» **Input records**
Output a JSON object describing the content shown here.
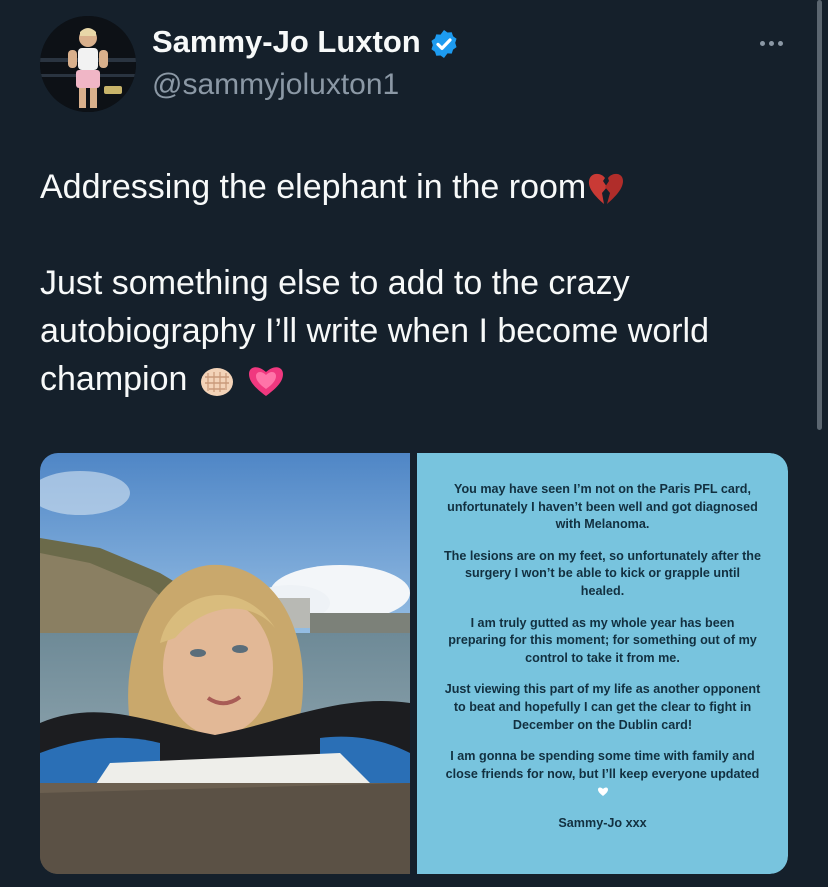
{
  "author": {
    "display_name": "Sammy-Jo Luxton",
    "handle": "@sammyjoluxton1",
    "verified": true,
    "avatar": "fighter-avatar"
  },
  "icons": {
    "verified": "verified-badge-icon",
    "more": "more-options-icon",
    "broken_heart": "broken-heart-emoji",
    "fist": "oncoming-fist-emoji",
    "heart": "growing-heart-emoji",
    "white_heart": "white-heart-emoji"
  },
  "tweet": {
    "line1": "Addressing the elephant in the room",
    "line2": "Just something else to add to the crazy autobiography I’ll write when I become world champion"
  },
  "media": {
    "photo": "selfie-photo-at-sea",
    "statement": {
      "p1": "You may have seen I’m not on the Paris PFL card, unfortunately I haven’t been well and got diagnosed with Melanoma.",
      "p2": "The lesions are on my feet, so unfortunately after the surgery I won’t be able to kick or grapple until healed.",
      "p3": "I am truly gutted as my whole year has been preparing for this moment; for something out of my control to take it from me.",
      "p4": "Just viewing this part of my life as another opponent to beat and hopefully I can get the clear to fight in December on the Dublin card!",
      "p5": "I am gonna be spending some time with family and close friends for now, but I’ll keep everyone updated",
      "signoff": "Sammy-Jo xxx"
    }
  },
  "colors": {
    "background": "#15202b",
    "text": "#f7f9f9",
    "muted": "#8b98a5",
    "verified": "#1d9bf0",
    "statement_bg": "#78c4de"
  }
}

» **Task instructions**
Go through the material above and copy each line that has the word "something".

» **Task output**
    "line2": "Just something else to add to the crazy autobiography I’ll write when I become world champion"
      "p3": "I am truly gutted as my whole year has been preparing for this moment; for something out of my control to take it from me.",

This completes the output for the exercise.